App and web page records
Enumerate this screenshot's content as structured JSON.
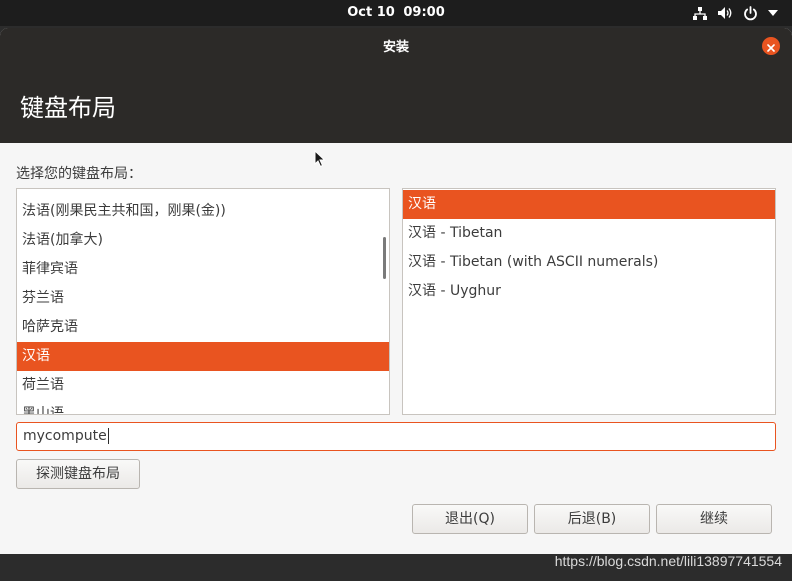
{
  "topbar": {
    "date": "Oct 10",
    "time": "09:00",
    "icons": [
      "network-icon",
      "volume-icon",
      "power-icon",
      "menu-arrow-icon"
    ]
  },
  "window": {
    "title": "安装",
    "page_title": "键盘布局",
    "prompt": "选择您的键盘布局：",
    "layouts": [
      "法语(刚果民主共和国，刚果(金))",
      "法语(加拿大)",
      "菲律宾语",
      "芬兰语",
      "哈萨克语",
      "汉语",
      "荷兰语",
      "黑山语"
    ],
    "variants": [
      "汉语",
      "汉语 - Tibetan",
      "汉语 - Tibetan (with ASCII numerals)",
      "汉语 - Uyghur"
    ],
    "test_input_value": "mycompute",
    "buttons": {
      "detect": "探测键盘布局",
      "quit": "退出(Q)",
      "back": "后退(B)",
      "continue": "继续"
    }
  },
  "colors": {
    "accent": "#e95420",
    "header_bg": "#2c2a28",
    "topbar_bg": "#1d1d1d"
  },
  "watermark": "https://blog.csdn.net/lili13897741554"
}
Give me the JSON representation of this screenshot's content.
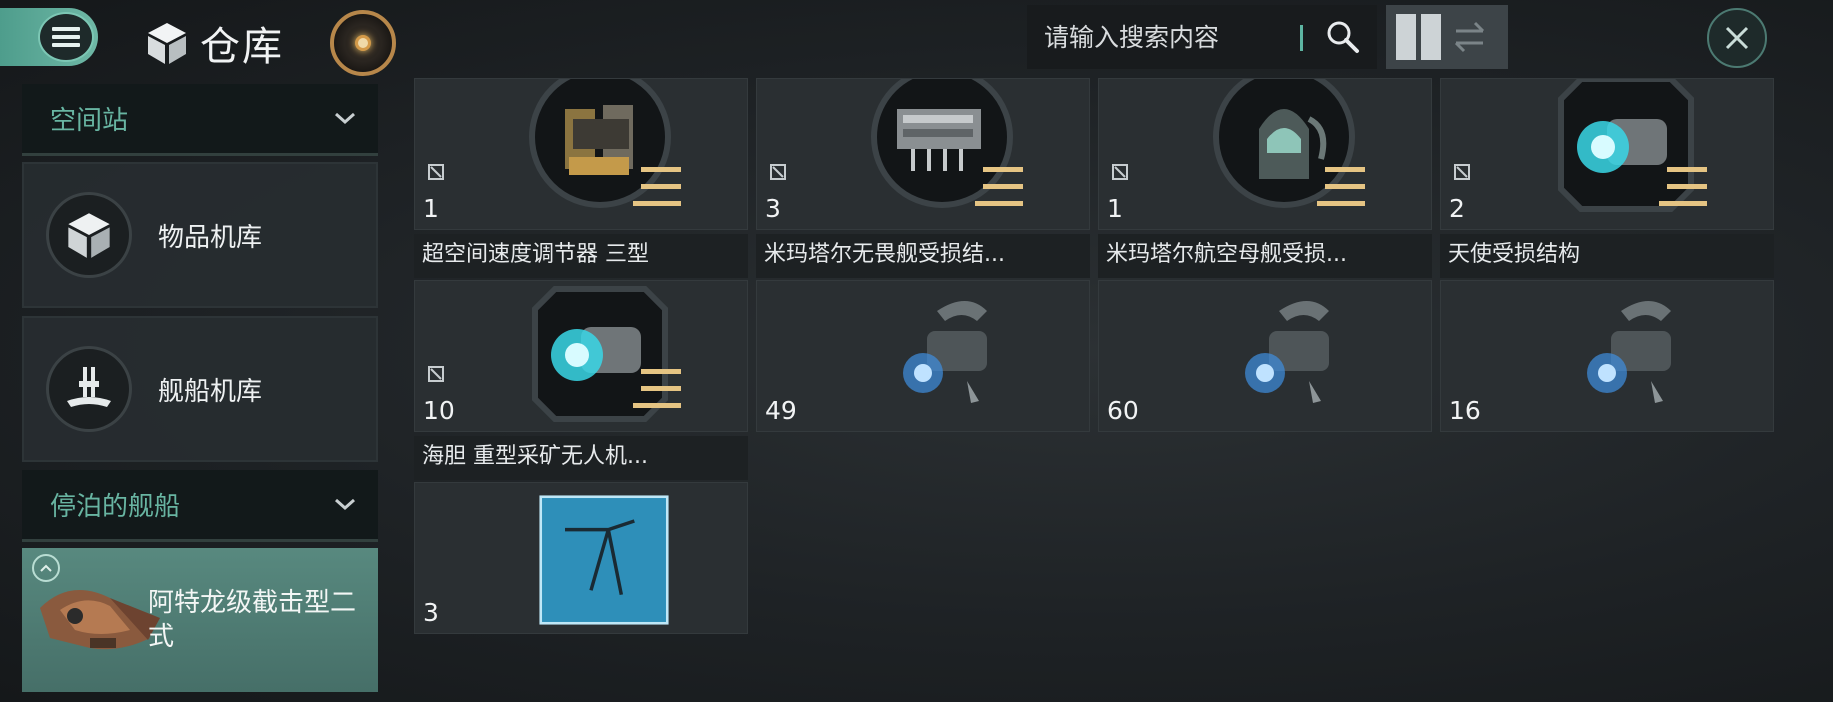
{
  "header": {
    "title": "仓库",
    "search_placeholder": "请输入搜索内容"
  },
  "sidebar": {
    "station_header": "空间站",
    "items": [
      {
        "label": "物品机库"
      },
      {
        "label": "舰船机库"
      }
    ],
    "docked_header": "停泊的舰船",
    "docked_ship": {
      "label": "阿特龙级截击型二式"
    }
  },
  "items": [
    {
      "name": "超空间速度调节器 三型",
      "count": "1",
      "icon": "hyperspace-regulator-icon"
    },
    {
      "name": "米玛塔尔无畏舰受损结...",
      "count": "3",
      "icon": "dreadnought-structure-icon"
    },
    {
      "name": "米玛塔尔航空母舰受损...",
      "count": "1",
      "icon": "carrier-structure-icon"
    },
    {
      "name": "天使受损结构",
      "count": "2",
      "icon": "angel-structure-icon"
    },
    {
      "name": "海胆 重型采矿无人机...",
      "count": "10",
      "icon": "heavy-mining-drone-icon"
    },
    {
      "name": "",
      "count": "49",
      "icon": "blueprint-component-icon"
    },
    {
      "name": "",
      "count": "60",
      "icon": "blueprint-component-icon"
    },
    {
      "name": "",
      "count": "16",
      "icon": "blueprint-component-icon"
    },
    {
      "name": "",
      "count": "3",
      "icon": "drone-blueprint-icon"
    }
  ],
  "colors": {
    "accent": "#5db5a2",
    "grade": "#e5c483",
    "panel": "#2a2f32"
  }
}
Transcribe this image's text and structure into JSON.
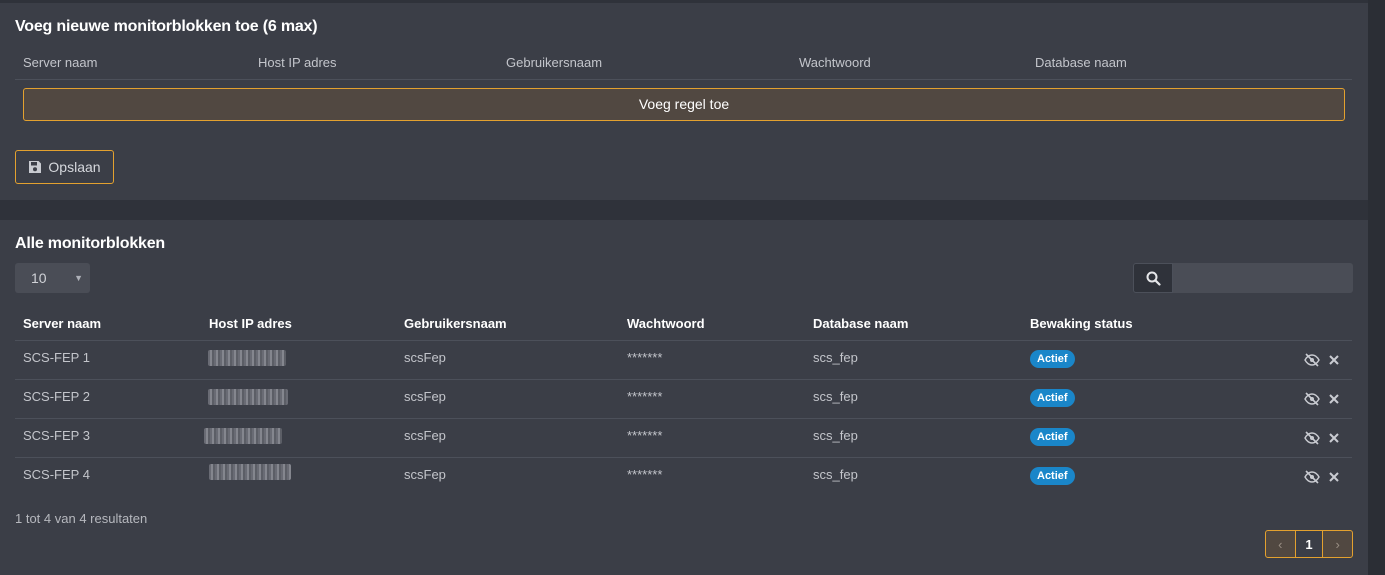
{
  "add_section": {
    "title": "Voeg nieuwe monitorblokken toe (6 max)",
    "columns": [
      "Server naam",
      "Host IP adres",
      "Gebruikersnaam",
      "Wachtwoord",
      "Database naam"
    ],
    "add_row_label": "Voeg regel toe",
    "save_label": "Opslaan"
  },
  "list_section": {
    "title": "Alle monitorblokken",
    "page_size": "10",
    "search_placeholder": "",
    "columns": [
      "Server naam",
      "Host IP adres",
      "Gebruikersnaam",
      "Wachtwoord",
      "Database naam",
      "Bewaking status"
    ],
    "rows": [
      {
        "server": "SCS-FEP 1",
        "ip": "172.16.8.18",
        "user": "scsFep",
        "password": "*******",
        "database": "scs_fep",
        "status": "Actief"
      },
      {
        "server": "SCS-FEP 2",
        "ip": "172.16.8.20",
        "user": "scsFep",
        "password": "*******",
        "database": "scs_fep",
        "status": "Actief"
      },
      {
        "server": "SCS-FEP 3",
        "ip": "172.16.8.17",
        "user": "scsFep",
        "password": "*******",
        "database": "scs_fep",
        "status": "Actief"
      },
      {
        "server": "SCS-FEP 4",
        "ip": "172.16.8.19",
        "user": "scsFep",
        "password": "*******",
        "database": "scs_fep",
        "status": "Actief"
      }
    ],
    "result_summary": "1 tot 4 van 4 resultaten",
    "pagination": {
      "current_page": "1",
      "prev": "‹",
      "next": "›"
    }
  },
  "colors": {
    "accent": "#e3a12f",
    "badge": "#1a86c9",
    "panel": "#3b3e47",
    "background": "#2f323a"
  }
}
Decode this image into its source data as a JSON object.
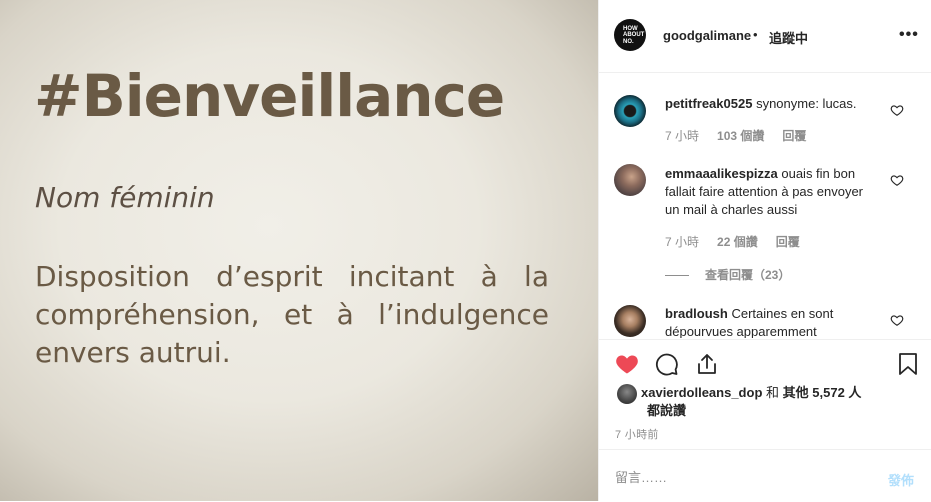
{
  "image": {
    "hashtag": "#Bienveillance",
    "subtitle": "Nom féminin",
    "definition": "Disposition d’esprit incitant à la compréhension, et à l’indulgence envers autrui."
  },
  "header": {
    "avatar_text": "HOW ABOUT NO.",
    "username": "goodgalimane",
    "separator": "•",
    "follow_status": "追蹤中",
    "more_icon": "more-horizontal-icon"
  },
  "comments": [
    {
      "username": "petitfreak0525",
      "text": "synonyme: lucas.",
      "time": "7 小時",
      "likes": "103 個讚",
      "reply": "回覆"
    },
    {
      "username": "emmaaalikespizza",
      "text": "ouais fin bon fallait faire attention à pas envoyer un mail à charles aussi",
      "time": "7 小時",
      "likes": "22 個讚",
      "reply": "回覆",
      "view_replies": "查看回覆（23）"
    },
    {
      "username": "bradloush",
      "text": "Certaines en sont dépourvues apparemment"
    }
  ],
  "actions": {
    "like_icon": "heart-filled-icon",
    "comment_icon": "comment-icon",
    "share_icon": "share-icon",
    "save_icon": "bookmark-icon",
    "like_color": "#ed4956"
  },
  "likes": {
    "user": "xavierdolleans_dop",
    "conjunction": "和",
    "others": "其他 5,572 人",
    "suffix": "都說讚"
  },
  "timestamp": "7 小時前",
  "comment_box": {
    "placeholder": "留言……",
    "post_label": "發佈"
  },
  "colors": {
    "accent_blue_disabled": "#b2dffc",
    "text_primary": "#262626",
    "text_secondary": "#8e8e8e",
    "image_text": "#6a5a45"
  }
}
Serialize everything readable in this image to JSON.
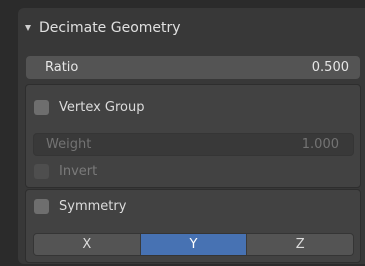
{
  "panel": {
    "title": "Decimate Geometry",
    "ratio": {
      "label": "Ratio",
      "value": "0.500"
    },
    "vertex_group": {
      "label": "Vertex Group",
      "checked": false,
      "weight": {
        "label": "Weight",
        "value": "1.000"
      },
      "invert": {
        "label": "Invert",
        "checked": false
      }
    },
    "symmetry": {
      "label": "Symmetry",
      "checked": false,
      "axes": [
        "X",
        "Y",
        "Z"
      ],
      "selected_axis": "Y"
    }
  },
  "colors": {
    "accent": "#4772b3"
  }
}
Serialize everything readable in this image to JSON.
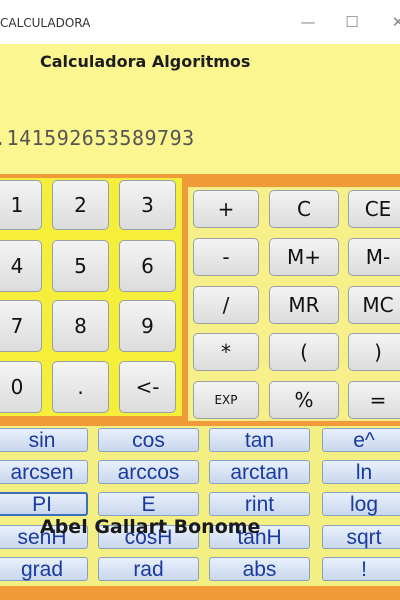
{
  "window": {
    "title": "CALCULADORA",
    "minimize_glyph": "—",
    "maximize_glyph": "☐",
    "close_glyph": "✕"
  },
  "app": {
    "title": "Calculadora Algoritmos",
    "display_value": ".141592653589793",
    "author": "Abel Gallart Bonome"
  },
  "keypad": {
    "row1": [
      "1",
      "2",
      "3"
    ],
    "row2": [
      "4",
      "5",
      "6"
    ],
    "row3": [
      "7",
      "8",
      "9"
    ],
    "row4": [
      "0",
      ".",
      "<-"
    ]
  },
  "operators": {
    "row1": [
      "+",
      "C",
      "CE"
    ],
    "row2": [
      "-",
      "M+",
      "M-"
    ],
    "row3": [
      "/",
      "MR",
      "MC"
    ],
    "row4": [
      "*",
      "(",
      ")"
    ],
    "row5": [
      "EXP",
      "%",
      "="
    ]
  },
  "functions": {
    "row1": [
      "sin",
      "cos",
      "tan",
      "e^"
    ],
    "row2": [
      "arcsen",
      "arccos",
      "arctan",
      "ln"
    ],
    "row3": [
      "PI",
      "E",
      "rint",
      "log"
    ],
    "row4": [
      "senH",
      "cosH",
      "tanH",
      "sqrt"
    ],
    "row5": [
      "grad",
      "rad",
      "abs",
      "!"
    ]
  },
  "colors": {
    "header_bg": "#fbf68f",
    "panel_orange": "#f09a3a",
    "numpad_yellow": "#f5ee3a",
    "function_text": "#1a3aa0"
  }
}
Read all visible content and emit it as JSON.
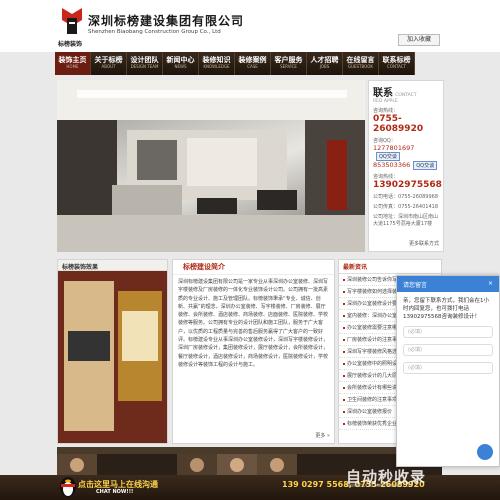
{
  "header": {
    "company_cn": "深圳标榜建设集团有限公司",
    "company_en": "Shenzhen Biaobang Construction Group Co., Ltd",
    "brand": "标榜装饰",
    "favorite_label": "加入收藏"
  },
  "nav": {
    "items": [
      {
        "cn": "装饰主页",
        "en": "HOME"
      },
      {
        "cn": "关于标榜",
        "en": "ABOUT"
      },
      {
        "cn": "设计团队",
        "en": "DESIGN TEAM"
      },
      {
        "cn": "新闻中心",
        "en": "NEWS"
      },
      {
        "cn": "装修知识",
        "en": "KNOWLEDGE"
      },
      {
        "cn": "装修案例",
        "en": "CASE"
      },
      {
        "cn": "客户服务",
        "en": "SERVICE"
      },
      {
        "cn": "人才招聘",
        "en": "JOBS"
      },
      {
        "cn": "在线留言",
        "en": "GUESTBOOK"
      },
      {
        "cn": "联系标榜",
        "en": "CONTACT"
      }
    ]
  },
  "contact": {
    "title": "联系",
    "title_en": "CONTACT",
    "title_en2": "RED APPLE",
    "tel_label": "咨询热线：",
    "tel": "0755-26089920",
    "qq_label": "咨询QQ：",
    "qq1": "1277801697",
    "qq2": "853503366",
    "qq_btn": "QQ交谈",
    "mobile_label": "咨询热线：",
    "mobile": "13902975568",
    "phone_label": "公司电话：",
    "phone": "0755-26089968",
    "fax_label": "公司传真：",
    "fax": "0755-26401418",
    "addr_label": "公司地址：",
    "addr": "深圳市南山区南山大道1175号荔裕大厦17楼",
    "more": "更多联系方式"
  },
  "case_box": {
    "title": "标榜装饰效果"
  },
  "about": {
    "title": "标榜建设简介",
    "body": "深圳标榜建设集团有限公司是一家专业从事深圳办公室装修、深圳写字楼装修及厂房装修的一体化专业装饰设计公司。公司拥有一批高素质的专业设计、施工及管理团队。标榜装饰秉承“专业、诚信、创新、共赢”的理念，深圳办公室装修、写字楼装修、厂房装修、展厅装修、会所装修、酒店装修、商场装修、店面装修、医院装修、学校装修等服务。公司拥有专业的设计团队和施工团队，服务于广大客户，以优质的工程质量与完善的售后服务赢得了广大客户的一致好评。标榜建设专业从事深圳办公室装修设计，深圳写字楼装修设计，深圳厂房装修设计，集团装修设计，展厅装修设计，会所装修设计，餐厅装修设计，酒店装修设计，商场装修设计，医院装修设计，学校装修设计等装饰工程的设计与施工。",
    "more": "更多 »"
  },
  "news": {
    "title": "最新资讯",
    "items": [
      "深圳装修公司告诉你写字楼装修",
      "写字楼装修如何选择装修公司",
      "深圳办公室装修设计要点",
      "室内装修：深圳办公室装修",
      "办公室装修需要注意哪些问题",
      "厂房装修设计的注意事项",
      "深圳写字楼装修风格选择",
      "办公室装修中的照明设计",
      "展厅装修设计的几大原则",
      "会所装修设计有哪些讲究",
      "卫生间装修的注意事项",
      "深圳办公室装修报价",
      "标榜装饰荣获优秀企业称号"
    ]
  },
  "popup": {
    "title": "请您留言",
    "close": "×",
    "message": "亲，您留下联系方式，我们会在1小时内回复您，也可拨打电话13902975568咨询装修设计！",
    "name_placeholder": "(必填)",
    "phone_placeholder": "(必填)",
    "content_placeholder": "(必填)"
  },
  "footer": {
    "online_cn": "点击这里马上在线沟通",
    "online_en": "CHAT NOW!!!",
    "phone_line": "139 0297 5568, 0755-26089920"
  },
  "watermark": {
    "cn": "自动秒收录",
    "en": "WWW.ZIDONGMIAOSHOULU.COM"
  },
  "colors": {
    "accent": "#b02a16",
    "nav_bg": "#2b1e13",
    "popup_blue": "#3b82d6",
    "footer_yellow": "#ffd24a"
  }
}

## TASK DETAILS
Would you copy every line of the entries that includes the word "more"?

## EXERCISE RESULT
    "more_icon": "more-horizontal-icon"
    "more": "更多联系方式"
    "more": "更多 »"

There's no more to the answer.